1955: Five-year-old Eddy wearing the white suit his mother made for him. Photo courtesy Edward Budworth.
When Maple and Vine first came up as a possible production for our 2011–12 season, I was intrigued by the concept of going back to the '50 s and reliving my childhood. I was born in 1950 in Santa Cruz, at the time a small friendly town on the California coast.
My parents bought the house I grew up in for $7,000 with the help of the G.I. Bill. My father was a veteran of World War II, as were most of my parents' friends. Times were good for them, and my father started the furniture business that he ran until his retirement in 1978. My mother was, as the time almost dictated, a housewife, staying at home and raising me and my older sister Lyn.
There was a general sense of security in our lives. We never locked a door (house or car), and we were never told "Don't speak to strangers" because it seemed that everyone knew everyone. Halloweens were free-for-alls with no rules or supervision. We could walk to school without fear of being harmed.
In our little town there were no real class distinctions, but we only called a very close friend of the family by their first name. Mr., Mrs., or Miss were mandatory salutations for all others. I can't imagine hearing the language I hear on Muni nowadays in public in the '50s.

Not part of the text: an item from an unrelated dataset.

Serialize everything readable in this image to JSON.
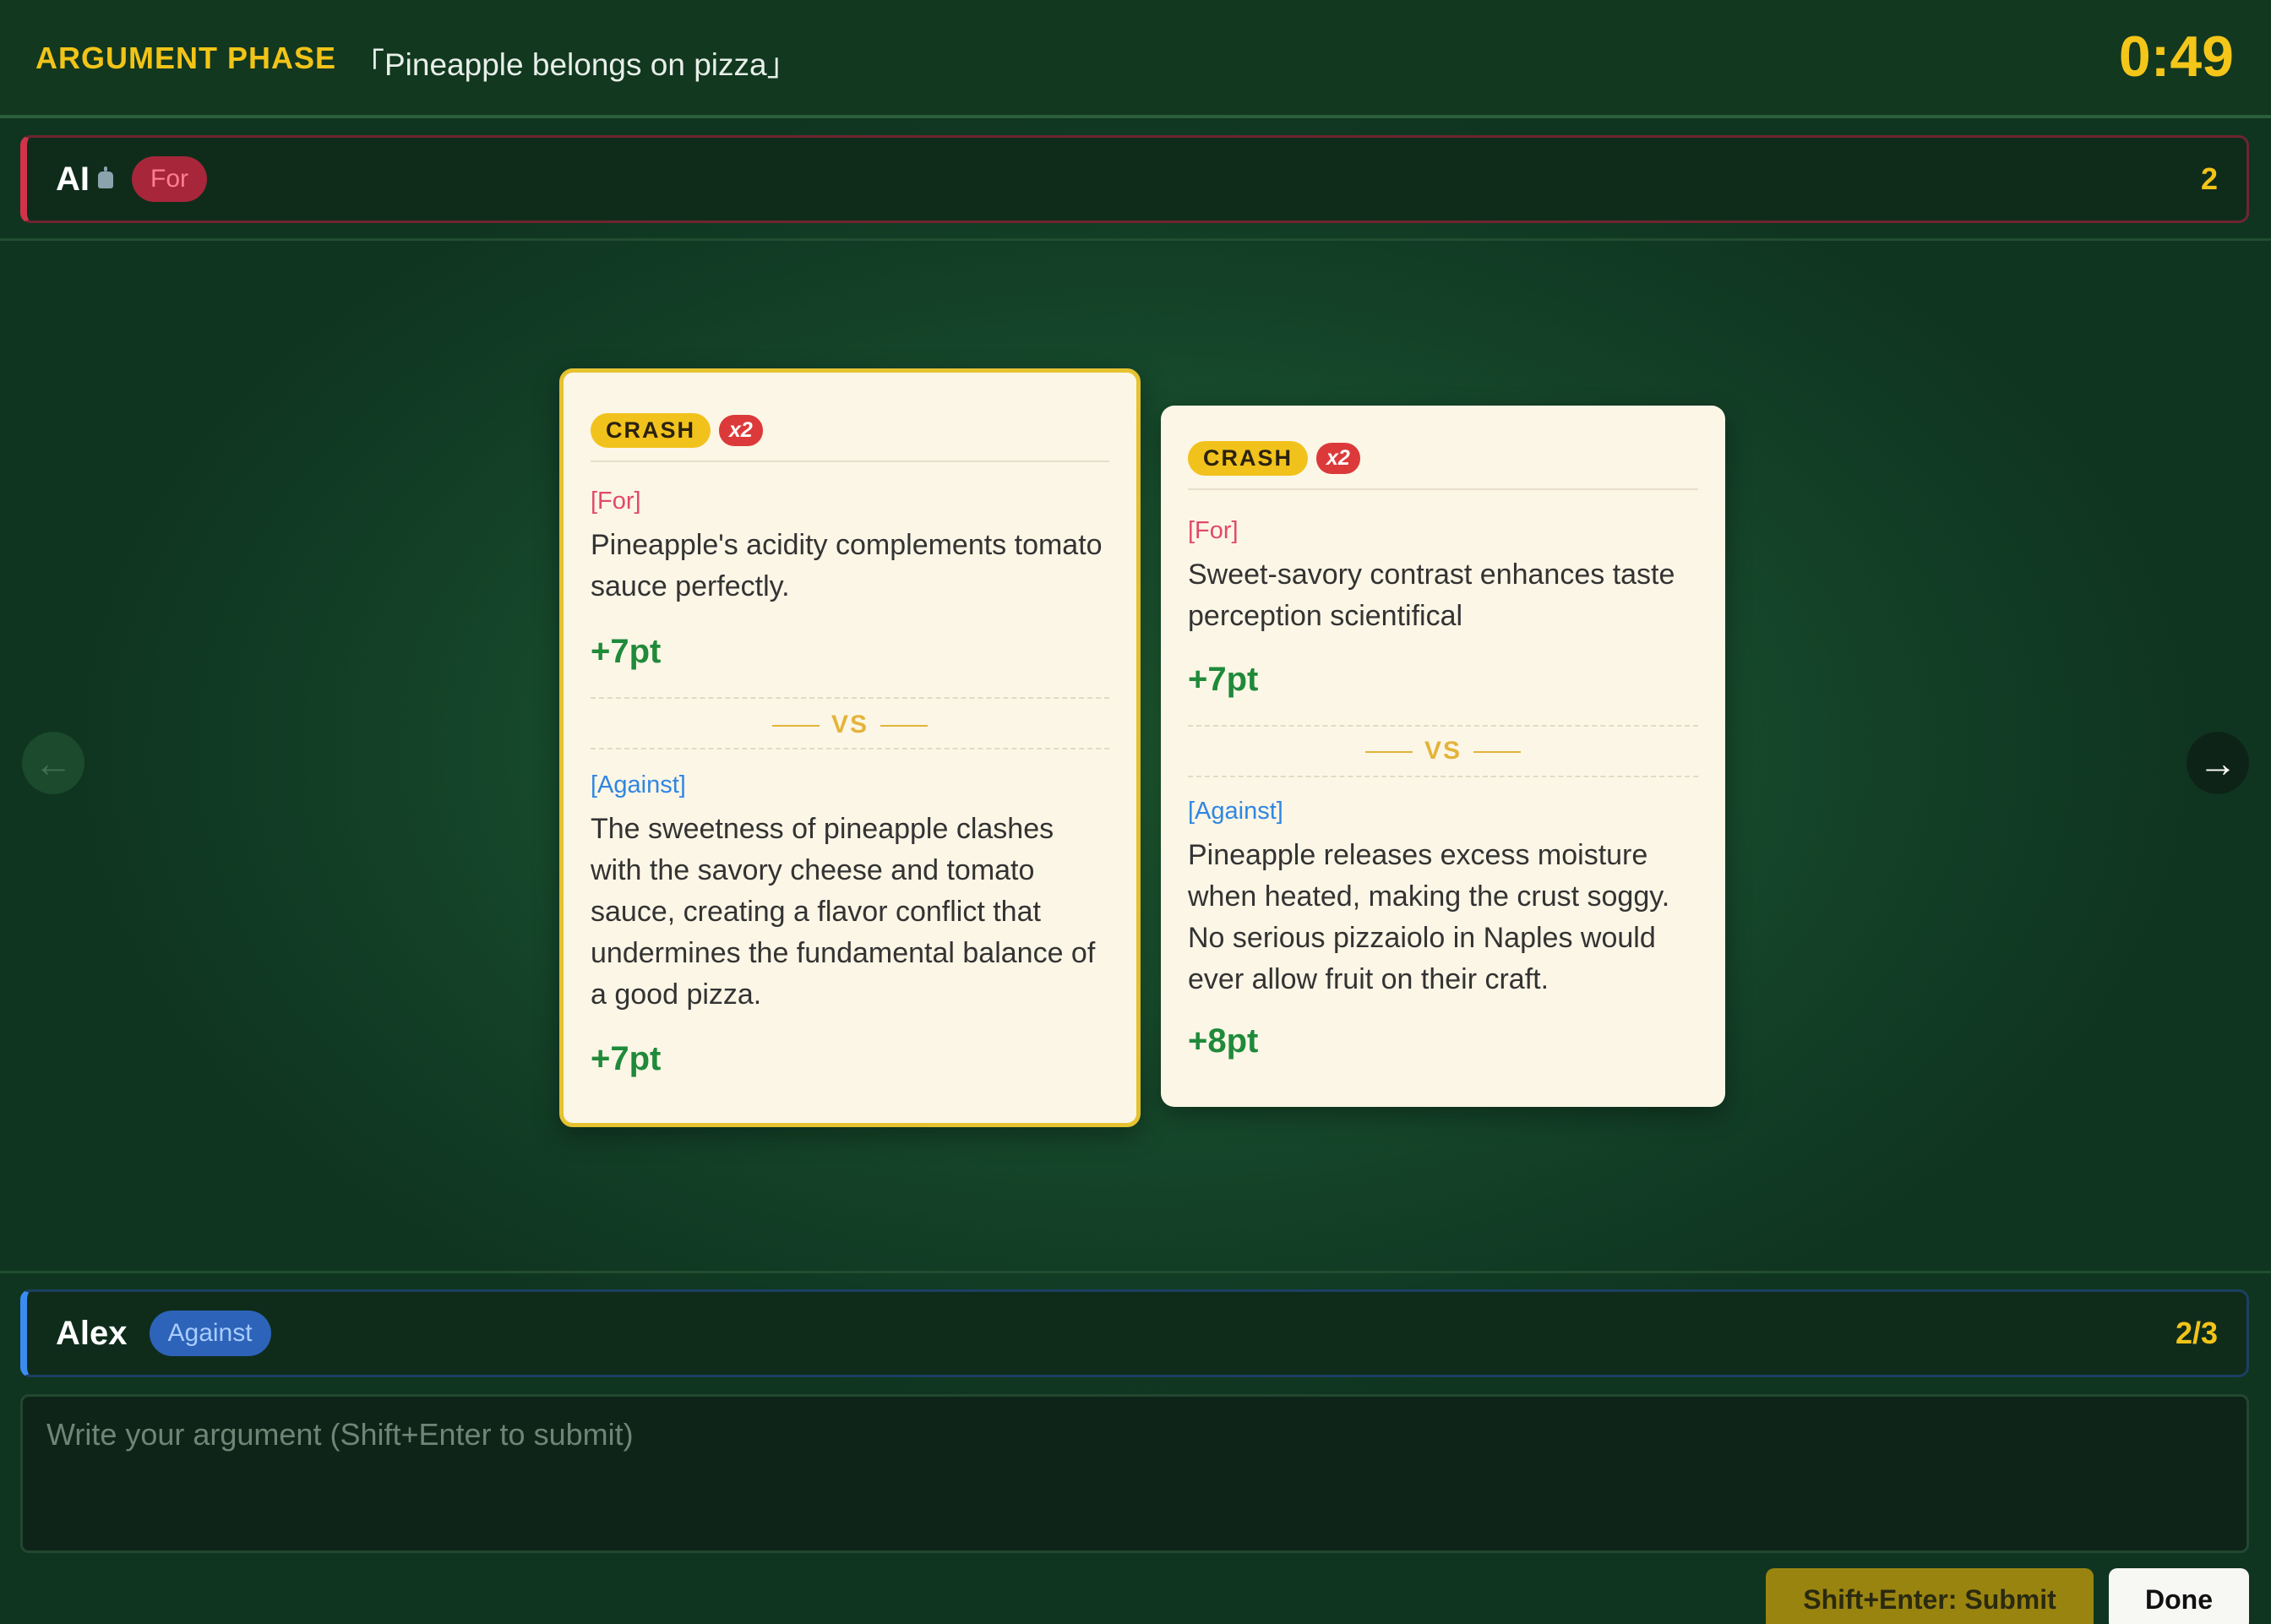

Would I want to go back and live that life again? Not completely. I am fortunate to have experienced that time and can draw on the many good things about the era. I believe there was more respect and consideration of others then. But I know that my mother, a woman of superior intelligence, was hindered by the customs of the day in achieving her true potential. I hope she can take heart in knowing she did the ultimate '50s thing: kept a great house, raised two children who loved her very much, and made a killer grasshopper chiffon pie.

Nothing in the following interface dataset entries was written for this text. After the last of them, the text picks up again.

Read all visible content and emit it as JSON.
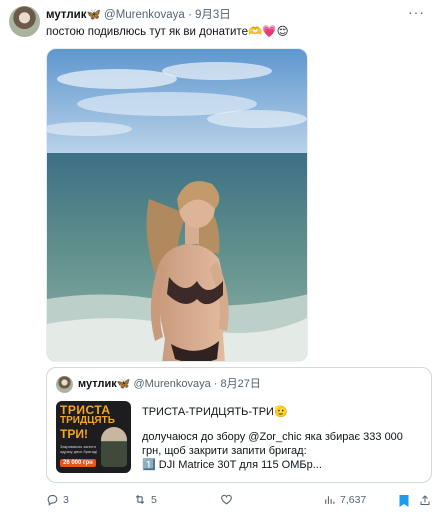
{
  "author": {
    "name": "мутлик🦋",
    "handle": "@Murenkovaya",
    "date": "9月3日"
  },
  "tweet_text": "постою подивлюсь тут як ви донатите🫶💗😌",
  "menu_icon": "more-horizontal-icon",
  "quote": {
    "name": "мутлик🦋",
    "handle": "@Murenkovaya",
    "date": "8月27日",
    "title": "ТРИСТА-ТРИДЦЯТЬ-ТРИ🫡",
    "lines": [
      "долучаюся до збору @Zor_chic яка збирає 333 000",
      "грн, щоб закрити запити бригад:",
      "1️⃣ DJI Matrice 30T для 115 ОМБр..."
    ],
    "thumbnail": {
      "title_1": "ТРИСТА",
      "title_2": "ТРИДЦЯТЬ",
      "title_3": "ТРИ!",
      "subtitle": "Закриваємо запити одразу двох бригад!",
      "amount": "26 000 грн"
    }
  },
  "actions": {
    "replies": "3",
    "retweets": "5",
    "views": "7,637"
  },
  "colors": {
    "text": "#0f1419",
    "muted": "#536471",
    "bookmark_active": "#1d9bf0",
    "border": "#cfd9de"
  }
}
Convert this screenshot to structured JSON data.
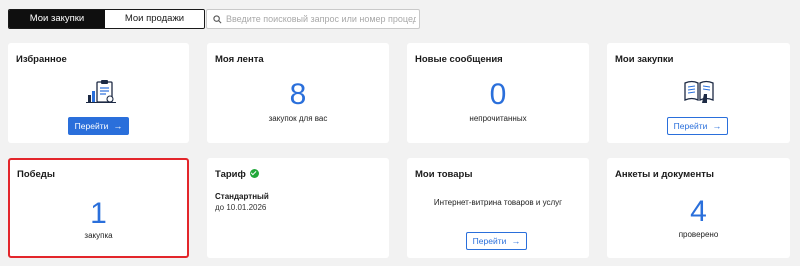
{
  "tabs": [
    {
      "label": "Мои закупки",
      "active": true
    },
    {
      "label": "Мои продажи",
      "active": false
    }
  ],
  "search": {
    "placeholder": "Введите поисковый запрос или номер процедуры"
  },
  "cards": {
    "favorites": {
      "title": "Избранное",
      "button": "Перейти",
      "icon": "clipboard-chart-icon"
    },
    "feed": {
      "title": "Моя лента",
      "count": "8",
      "caption": "закупок для вас"
    },
    "messages": {
      "title": "Новые сообщения",
      "count": "0",
      "caption": "непрочитанных"
    },
    "my_purchases": {
      "title": "Мои закупки",
      "button": "Перейти",
      "icon": "open-book-icon"
    },
    "wins": {
      "title": "Победы",
      "count": "1",
      "caption": "закупка"
    },
    "tariff": {
      "title": "Тариф",
      "plan": "Стандартный",
      "valid_until": "до 10.01.2026",
      "status_color": "#22a83a"
    },
    "goods": {
      "title": "Мои товары",
      "caption": "Интернет-витрина товаров и услуг",
      "button": "Перейти"
    },
    "forms": {
      "title": "Анкеты и документы",
      "count": "4",
      "caption": "проверено"
    }
  },
  "colors": {
    "accent": "#2a6fdb",
    "highlight": "#e3262b",
    "success": "#22a83a"
  },
  "arrow": "→"
}
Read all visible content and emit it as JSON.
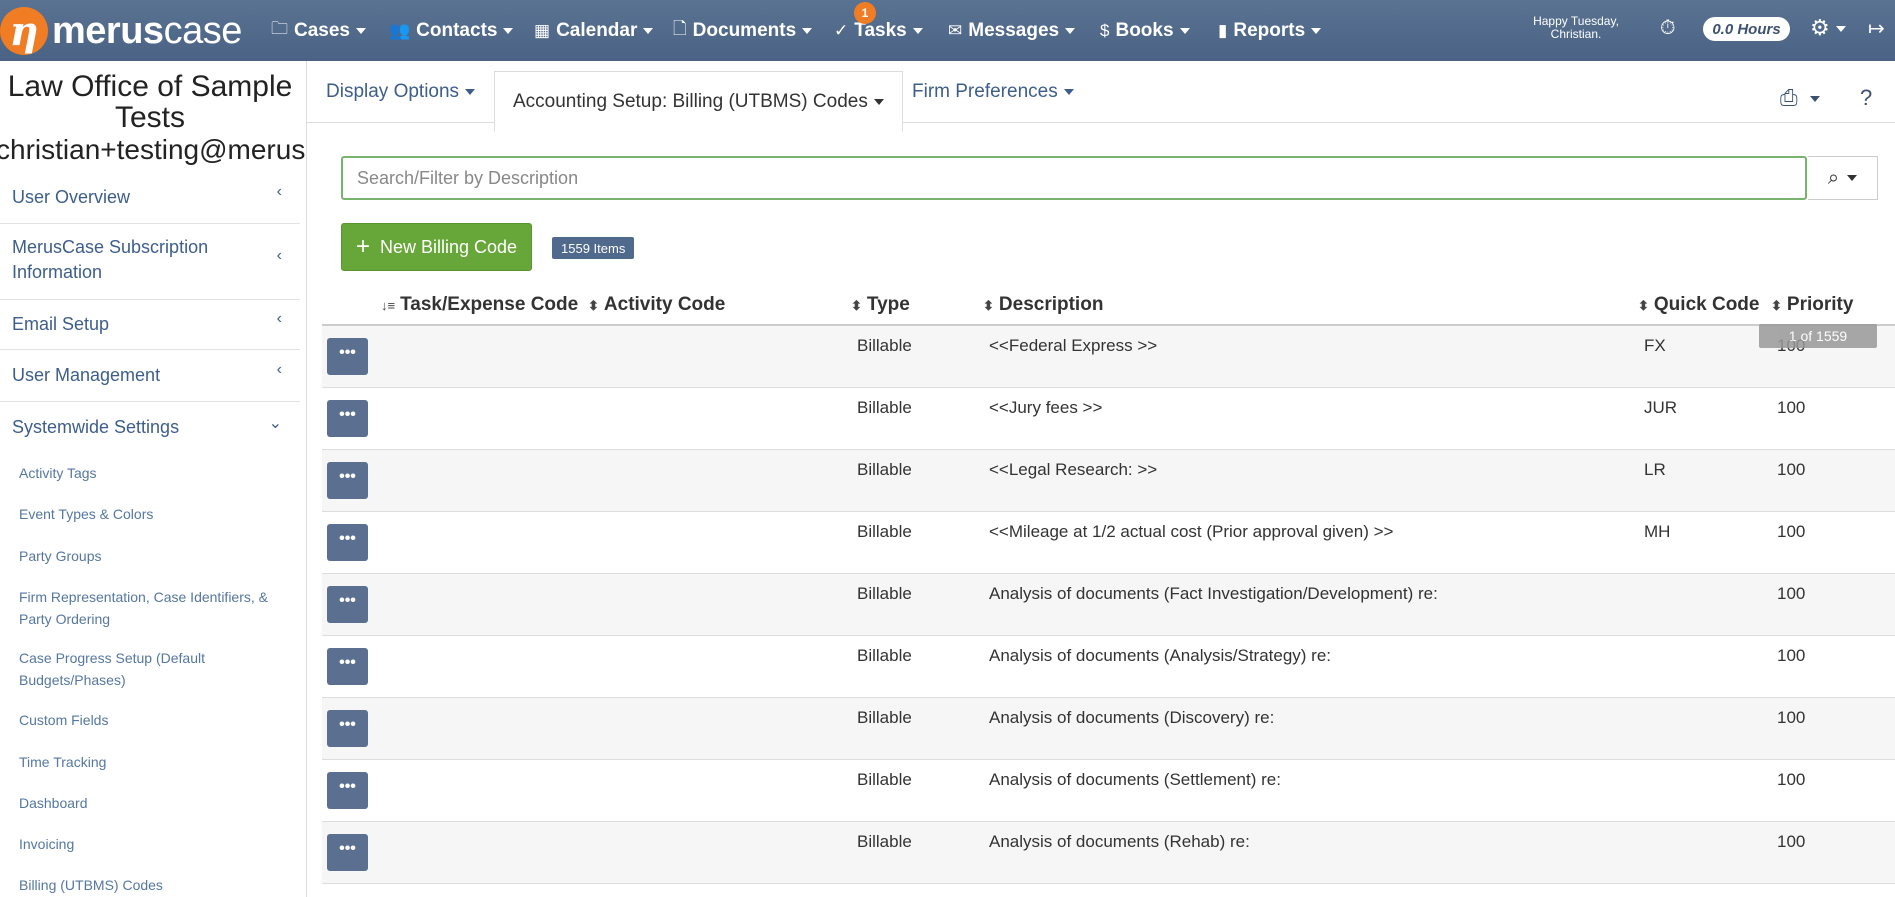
{
  "app": {
    "logo_bold": "merus",
    "logo_light": "case",
    "nav": [
      {
        "label": "Cases",
        "icon": "folder-icon"
      },
      {
        "label": "Contacts",
        "icon": "users-icon"
      },
      {
        "label": "Calendar",
        "icon": "calendar-icon"
      },
      {
        "label": "Documents",
        "icon": "document-icon"
      },
      {
        "label": "Tasks",
        "icon": "check-circle-icon",
        "badge": "1"
      },
      {
        "label": "Messages",
        "icon": "envelope-icon"
      },
      {
        "label": "Books",
        "icon": "dollar-circle-icon"
      },
      {
        "label": "Reports",
        "icon": "bar-chart-icon"
      }
    ],
    "greeting_line1": "Happy Tuesday,",
    "greeting_line2": "Christian.",
    "hours": "0.0 Hours"
  },
  "sidebar": {
    "org_name": "Law Office of Sample Tests",
    "email": "christian+testing@meruscase.com",
    "items": [
      {
        "label": "User Overview"
      },
      {
        "label": "MerusCase Subscription Information"
      },
      {
        "label": "Email Setup"
      },
      {
        "label": "User Management"
      },
      {
        "label": "Systemwide Settings"
      }
    ],
    "subitems": [
      "Activity Tags",
      "Event Types & Colors",
      "Party Groups",
      "Firm Representation, Case Identifiers, & Party Ordering",
      "Case Progress Setup (Default Budgets/Phases)",
      "Custom Fields",
      "Time Tracking",
      "Dashboard",
      "Invoicing",
      "Billing (UTBMS) Codes"
    ]
  },
  "tabs": {
    "display_options": "Display Options",
    "accounting_setup": "Accounting Setup: Billing (UTBMS) Codes",
    "firm_preferences": "Firm Preferences"
  },
  "search": {
    "placeholder": "Search/Filter by Description"
  },
  "toolbar": {
    "new_button": "New Billing Code",
    "items_count": "1559 Items"
  },
  "table": {
    "columns": {
      "task_expense": "Task/Expense Code",
      "activity": "Activity Code",
      "type": "Type",
      "description": "Description",
      "quick_code": "Quick Code",
      "priority": "Priority"
    },
    "pager_tip": "1 of 1559",
    "more_label": "•••",
    "rows": [
      {
        "type": "Billable",
        "description": "<<Federal Express >>",
        "quick_code": "FX",
        "priority": "100"
      },
      {
        "type": "Billable",
        "description": "<<Jury fees >>",
        "quick_code": "JUR",
        "priority": "100"
      },
      {
        "type": "Billable",
        "description": "<<Legal Research: >>",
        "quick_code": "LR",
        "priority": "100"
      },
      {
        "type": "Billable",
        "description": "<<Mileage at 1/2 actual cost (Prior approval given) >>",
        "quick_code": "MH",
        "priority": "100"
      },
      {
        "type": "Billable",
        "description": "Analysis of documents (Fact Investigation/Development) re:",
        "quick_code": "",
        "priority": "100"
      },
      {
        "type": "Billable",
        "description": "Analysis of documents (Analysis/Strategy) re:",
        "quick_code": "",
        "priority": "100"
      },
      {
        "type": "Billable",
        "description": "Analysis of documents (Discovery) re:",
        "quick_code": "",
        "priority": "100"
      },
      {
        "type": "Billable",
        "description": "Analysis of documents (Settlement) re:",
        "quick_code": "",
        "priority": "100"
      },
      {
        "type": "Billable",
        "description": "Analysis of documents (Rehab) re:",
        "quick_code": "",
        "priority": "100"
      }
    ]
  }
}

1953: Three-year-old Eddy (left) with his family (from left), Bud, Alice, and Lyn. Photo courtesy Edward Budworth.
1959: Nine-year-old Eddy (in stripes) is chosen to demonstrate street-crossing safety by a police officer. Photo courtesy Edward Budworth.